### [PROBLEM DESCRIPTION]
Collect every line below that contains the word "value".

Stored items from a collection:
------------------------------------------------
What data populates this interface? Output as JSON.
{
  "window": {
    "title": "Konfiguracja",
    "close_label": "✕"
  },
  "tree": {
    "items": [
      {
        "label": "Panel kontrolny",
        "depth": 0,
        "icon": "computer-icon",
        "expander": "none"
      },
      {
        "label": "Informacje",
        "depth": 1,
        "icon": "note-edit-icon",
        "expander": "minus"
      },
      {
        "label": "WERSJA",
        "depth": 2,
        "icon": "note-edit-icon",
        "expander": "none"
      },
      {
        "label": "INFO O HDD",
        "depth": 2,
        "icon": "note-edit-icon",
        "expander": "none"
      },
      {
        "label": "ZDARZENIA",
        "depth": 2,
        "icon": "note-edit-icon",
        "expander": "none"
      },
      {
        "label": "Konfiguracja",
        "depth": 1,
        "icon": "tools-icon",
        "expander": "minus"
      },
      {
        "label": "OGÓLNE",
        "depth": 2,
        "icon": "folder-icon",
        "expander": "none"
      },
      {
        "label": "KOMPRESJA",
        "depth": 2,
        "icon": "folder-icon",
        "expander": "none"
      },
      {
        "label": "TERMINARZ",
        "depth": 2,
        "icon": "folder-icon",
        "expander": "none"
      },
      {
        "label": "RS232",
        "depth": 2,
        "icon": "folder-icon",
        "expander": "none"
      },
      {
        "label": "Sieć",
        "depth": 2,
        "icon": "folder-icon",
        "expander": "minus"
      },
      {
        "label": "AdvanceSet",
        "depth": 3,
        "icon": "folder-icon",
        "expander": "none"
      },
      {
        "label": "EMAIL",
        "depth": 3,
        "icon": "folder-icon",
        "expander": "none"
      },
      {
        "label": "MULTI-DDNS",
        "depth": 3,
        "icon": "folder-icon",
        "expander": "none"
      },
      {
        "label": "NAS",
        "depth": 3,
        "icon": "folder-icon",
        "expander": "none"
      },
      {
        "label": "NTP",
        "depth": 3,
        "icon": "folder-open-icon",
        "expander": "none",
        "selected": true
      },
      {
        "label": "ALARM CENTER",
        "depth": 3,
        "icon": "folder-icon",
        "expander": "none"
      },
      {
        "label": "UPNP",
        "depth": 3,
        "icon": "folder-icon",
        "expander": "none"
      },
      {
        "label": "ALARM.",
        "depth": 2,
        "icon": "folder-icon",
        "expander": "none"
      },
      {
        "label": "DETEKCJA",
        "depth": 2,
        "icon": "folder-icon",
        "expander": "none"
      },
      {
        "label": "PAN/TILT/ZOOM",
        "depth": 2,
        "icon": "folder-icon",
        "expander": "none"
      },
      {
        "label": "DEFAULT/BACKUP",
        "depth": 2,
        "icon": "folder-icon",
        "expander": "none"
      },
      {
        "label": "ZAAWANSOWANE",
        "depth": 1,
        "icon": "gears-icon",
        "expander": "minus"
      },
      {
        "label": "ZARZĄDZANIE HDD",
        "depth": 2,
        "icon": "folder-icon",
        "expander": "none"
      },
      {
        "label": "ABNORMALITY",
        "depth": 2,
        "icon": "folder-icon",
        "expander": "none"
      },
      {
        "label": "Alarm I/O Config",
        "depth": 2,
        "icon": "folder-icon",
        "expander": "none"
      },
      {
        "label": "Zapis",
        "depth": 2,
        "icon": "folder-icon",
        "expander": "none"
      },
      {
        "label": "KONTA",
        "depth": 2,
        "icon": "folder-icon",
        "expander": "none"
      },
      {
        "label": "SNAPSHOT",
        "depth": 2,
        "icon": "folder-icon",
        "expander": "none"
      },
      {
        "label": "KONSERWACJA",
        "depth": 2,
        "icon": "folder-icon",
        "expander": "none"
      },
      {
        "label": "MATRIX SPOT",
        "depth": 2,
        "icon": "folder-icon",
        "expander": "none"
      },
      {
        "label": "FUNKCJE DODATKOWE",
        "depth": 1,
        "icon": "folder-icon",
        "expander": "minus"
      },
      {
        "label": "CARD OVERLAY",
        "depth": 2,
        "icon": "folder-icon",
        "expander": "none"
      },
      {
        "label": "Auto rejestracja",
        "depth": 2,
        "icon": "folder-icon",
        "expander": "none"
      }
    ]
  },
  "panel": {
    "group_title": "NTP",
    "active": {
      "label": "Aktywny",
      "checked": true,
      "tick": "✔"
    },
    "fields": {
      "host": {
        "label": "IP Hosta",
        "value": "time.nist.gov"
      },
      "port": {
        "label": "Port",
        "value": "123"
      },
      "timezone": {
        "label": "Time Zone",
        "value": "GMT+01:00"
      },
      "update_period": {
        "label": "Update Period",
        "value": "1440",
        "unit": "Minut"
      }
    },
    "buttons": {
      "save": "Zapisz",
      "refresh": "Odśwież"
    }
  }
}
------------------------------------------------
### [EXERCISE ANSWER]
        "value": "time.nist.gov"
        "value": "123"
        "value": "GMT+01:00"
        "value": "1440",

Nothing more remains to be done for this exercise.